Storyteller-writer-actor Ascanio Celestini captivates audiences with monologues that combine great wit, historical commentary and genuine despair over a range of social injustices. Celestini’s striking feature debut, The Black Sheep, in competition at the 2010 Venice Film Festival, tells the story of Nicola, the “black sheep” of his family. Living as a patient in a psychiatric hospital for 35 years, he heads for a supermarket once a week.
“The madhouse it's a condominium of saints. Saints are the poor foolish lunatics between the Chinese sheets, shrouds of manufacture. Saint is the nun that with the lamp on her bedside-table nearby brightens like an ex-voto. And the doctor is the Holy of Holies, he's the father of all saints, he's Jesus Christ.”

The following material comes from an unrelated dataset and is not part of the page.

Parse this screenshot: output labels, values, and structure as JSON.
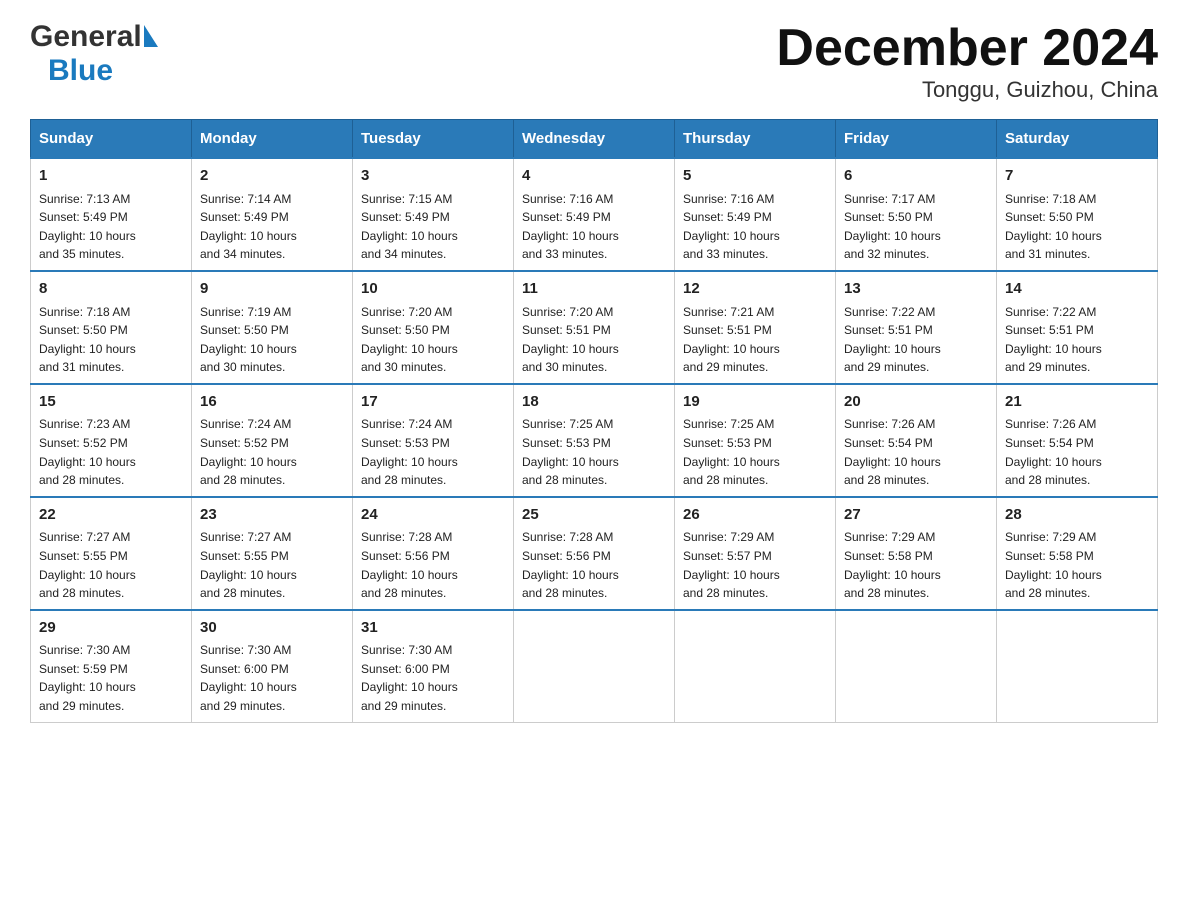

This is how Nicola narrates his 35 years of “madhouse electroshock” and in his confused mind, reality and imagination clash, by producing inevitable flashes of inspiration.
Nicola was born in the Sixties, “the fantastic Sixties” and the world he sees inside the hospital is not so different from the one running outside, a more and more voracious world where the only thing that seems to never run out is the fear.
Ascanio Celestini will also perform live the monologue Silhouettes, an extract of the book “Io Cammino In Fila Indiana” (2011).
Followed by Q&A with Nico Marzano (ICA)
Ascanio Celestini is an Italian actor, director, and author. He has always been keenly interested in the commedia dell’arte and had run a number of workshops. Since his first play Cicoria (1998), centered on Pasolini, he has performed numerous monologues based on testimonies and encounters. His film La pecora nera (2010) was an official selection at the 67th Venice International Film Festival, and his latest story collection is titled Io cammino in fila indiana (Einaudi, 2011).
Nico Marzano is the Film and Cinema Manager at the Institute of Contemporary Arts in London (ICA). Recent curatorial work includes a film season on the Italian director Elio Petri, and coming up in November 2014, a full retrospective of Krzysztof Kieslowski's The Decalogue, including a selection of his early works. He has regularly contributed to Film Ireland as well as various academic film journals.